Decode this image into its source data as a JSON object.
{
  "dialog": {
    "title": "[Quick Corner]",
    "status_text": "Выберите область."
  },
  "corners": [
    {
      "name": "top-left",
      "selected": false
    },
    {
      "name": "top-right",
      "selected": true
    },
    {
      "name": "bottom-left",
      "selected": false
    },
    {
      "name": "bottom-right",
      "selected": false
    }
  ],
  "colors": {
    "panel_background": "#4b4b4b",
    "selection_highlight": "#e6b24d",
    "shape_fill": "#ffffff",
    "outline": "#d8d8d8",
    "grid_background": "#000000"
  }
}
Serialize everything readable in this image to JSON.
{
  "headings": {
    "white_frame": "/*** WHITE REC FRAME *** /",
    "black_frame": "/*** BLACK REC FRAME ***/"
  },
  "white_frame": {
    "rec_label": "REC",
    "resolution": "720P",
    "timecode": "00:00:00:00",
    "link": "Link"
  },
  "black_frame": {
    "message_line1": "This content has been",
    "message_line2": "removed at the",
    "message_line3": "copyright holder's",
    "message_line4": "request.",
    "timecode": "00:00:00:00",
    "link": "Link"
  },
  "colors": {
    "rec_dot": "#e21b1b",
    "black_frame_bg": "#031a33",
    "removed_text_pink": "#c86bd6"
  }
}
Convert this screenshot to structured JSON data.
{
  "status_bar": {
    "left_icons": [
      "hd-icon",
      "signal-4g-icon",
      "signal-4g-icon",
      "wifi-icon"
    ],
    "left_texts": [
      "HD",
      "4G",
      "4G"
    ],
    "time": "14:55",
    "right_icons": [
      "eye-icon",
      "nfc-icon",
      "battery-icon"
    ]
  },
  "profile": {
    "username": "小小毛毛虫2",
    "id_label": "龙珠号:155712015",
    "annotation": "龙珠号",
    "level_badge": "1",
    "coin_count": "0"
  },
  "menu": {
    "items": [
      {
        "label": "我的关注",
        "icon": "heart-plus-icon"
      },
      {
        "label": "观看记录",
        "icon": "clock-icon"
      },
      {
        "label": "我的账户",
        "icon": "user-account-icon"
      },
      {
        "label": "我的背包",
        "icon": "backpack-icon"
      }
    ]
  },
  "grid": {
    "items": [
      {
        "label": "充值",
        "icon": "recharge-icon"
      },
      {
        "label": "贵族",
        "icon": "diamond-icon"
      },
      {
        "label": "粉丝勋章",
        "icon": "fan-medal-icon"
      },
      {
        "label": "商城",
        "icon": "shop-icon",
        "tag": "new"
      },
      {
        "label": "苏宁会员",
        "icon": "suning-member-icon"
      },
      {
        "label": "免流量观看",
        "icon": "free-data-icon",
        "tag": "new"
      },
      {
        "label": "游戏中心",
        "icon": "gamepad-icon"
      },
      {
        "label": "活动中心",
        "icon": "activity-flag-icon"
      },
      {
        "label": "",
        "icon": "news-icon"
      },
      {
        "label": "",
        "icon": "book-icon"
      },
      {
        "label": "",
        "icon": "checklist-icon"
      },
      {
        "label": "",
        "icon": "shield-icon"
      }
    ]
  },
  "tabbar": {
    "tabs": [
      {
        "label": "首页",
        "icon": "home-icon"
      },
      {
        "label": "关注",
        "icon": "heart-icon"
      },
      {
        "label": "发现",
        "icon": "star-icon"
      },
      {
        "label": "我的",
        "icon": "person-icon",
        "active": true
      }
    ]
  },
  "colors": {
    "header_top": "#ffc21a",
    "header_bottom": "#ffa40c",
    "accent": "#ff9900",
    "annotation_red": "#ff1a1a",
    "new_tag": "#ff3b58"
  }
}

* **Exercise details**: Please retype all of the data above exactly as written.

* **Final answer**:
Decode this image into its source data as a JSON object.
{
  "dialog": {
    "title": "[Quick Corner]",
    "status_text": "Выберите область."
  },
  "corners": [
    {
      "name": "top-left",
      "selected": false
    },
    {
      "name": "top-right",
      "selected": true
    },
    {
      "name": "bottom-left",
      "selected": false
    },
    {
      "name": "bottom-right",
      "selected": false
    }
  ],
  "colors": {
    "panel_background": "#4b4b4b",
    "selection_highlight": "#e6b24d",
    "shape_fill": "#ffffff",
    "outline": "#d8d8d8",
    "grid_background": "#000000"
  }
}
Serialize everything readable in this image to JSON.
{
  "headings": {
    "white_frame": "/*** WHITE REC FRAME *** /",
    "black_frame": "/*** BLACK REC FRAME ***/"
  },
  "white_frame": {
    "rec_label": "REC",
    "resolution": "720P",
    "timecode": "00:00:00:00",
    "link": "Link"
  },
  "black_frame": {
    "message_line1": "This content has been",
    "message_line2": "removed at the",
    "message_line3": "copyright holder's",
    "message_line4": "request.",
    "timecode": "00:00:00:00",
    "link": "Link"
  },
  "colors": {
    "rec_dot": "#e21b1b",
    "black_frame_bg": "#031a33",
    "removed_text_pink": "#c86bd6"
  }
}
Convert this screenshot to structured JSON data.
{
  "status_bar": {
    "left_icons": [
      "hd-icon",
      "signal-4g-icon",
      "signal-4g-icon",
      "wifi-icon"
    ],
    "left_texts": [
      "HD",
      "4G",
      "4G"
    ],
    "time": "14:55",
    "right_icons": [
      "eye-icon",
      "nfc-icon",
      "battery-icon"
    ]
  },
  "profile": {
    "username": "小小毛毛虫2",
    "id_label": "龙珠号:155712015",
    "annotation": "龙珠号",
    "level_badge": "1",
    "coin_count": "0"
  },
  "menu": {
    "items": [
      {
        "label": "我的关注",
        "icon": "heart-plus-icon"
      },
      {
        "label": "观看记录",
        "icon": "clock-icon"
      },
      {
        "label": "我的账户",
        "icon": "user-account-icon"
      },
      {
        "label": "我的背包",
        "icon": "backpack-icon"
      }
    ]
  },
  "grid": {
    "items": [
      {
        "label": "充值",
        "icon": "recharge-icon"
      },
      {
        "label": "贵族",
        "icon": "diamond-icon"
      },
      {
        "label": "粉丝勋章",
        "icon": "fan-medal-icon"
      },
      {
        "label": "商城",
        "icon": "shop-icon",
        "tag": "new"
      },
      {
        "label": "苏宁会员",
        "icon": "suning-member-icon"
      },
      {
        "label": "免流量观看",
        "icon": "free-data-icon",
        "tag": "new"
      },
      {
        "label": "游戏中心",
        "icon": "gamepad-icon"
      },
      {
        "label": "活动中心",
        "icon": "activity-flag-icon"
      },
      {
        "label": "",
        "icon": "news-icon"
      },
      {
        "label": "",
        "icon": "book-icon"
      },
      {
        "label": "",
        "icon": "checklist-icon"
      },
      {
        "label": "",
        "icon": "shield-icon"
      }
    ]
  },
  "tabbar": {
    "tabs": [
      {
        "label": "首页",
        "icon": "home-icon"
      },
      {
        "label": "关注",
        "icon": "heart-icon"
      },
      {
        "label": "发现",
        "icon": "star-icon"
      },
      {
        "label": "我的",
        "icon": "person-icon",
        "active": true
      }
    ]
  },
  "colors": {
    "header_top": "#ffc21a",
    "header_bottom": "#ffa40c",
    "accent": "#ff9900",
    "annotation_red": "#ff1a1a",
    "new_tag": "#ff3b58"
  }
}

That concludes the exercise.